**WHAT YOU HAVE TO DO:** The expected output is every entry, repeated exactly.

Page and application data records
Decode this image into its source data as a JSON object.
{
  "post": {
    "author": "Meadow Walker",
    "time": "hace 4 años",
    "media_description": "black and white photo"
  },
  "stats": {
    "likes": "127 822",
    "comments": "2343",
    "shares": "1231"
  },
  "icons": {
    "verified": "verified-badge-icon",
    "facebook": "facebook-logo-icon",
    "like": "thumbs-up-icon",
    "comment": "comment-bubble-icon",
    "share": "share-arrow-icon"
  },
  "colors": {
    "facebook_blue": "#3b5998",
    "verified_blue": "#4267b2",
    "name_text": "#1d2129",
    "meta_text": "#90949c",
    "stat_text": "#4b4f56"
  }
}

**EXERCISE RESPONSE:**
Decode this image into its source data as a JSON object.
{
  "post": {
    "author": "Meadow Walker",
    "time": "hace 4 años",
    "media_description": "black and white photo"
  },
  "stats": {
    "likes": "127 822",
    "comments": "2343",
    "shares": "1231"
  },
  "icons": {
    "verified": "verified-badge-icon",
    "facebook": "facebook-logo-icon",
    "like": "thumbs-up-icon",
    "comment": "comment-bubble-icon",
    "share": "share-arrow-icon"
  },
  "colors": {
    "facebook_blue": "#3b5998",
    "verified_blue": "#4267b2",
    "name_text": "#1d2129",
    "meta_text": "#90949c",
    "stat_text": "#4b4f56"
  }
}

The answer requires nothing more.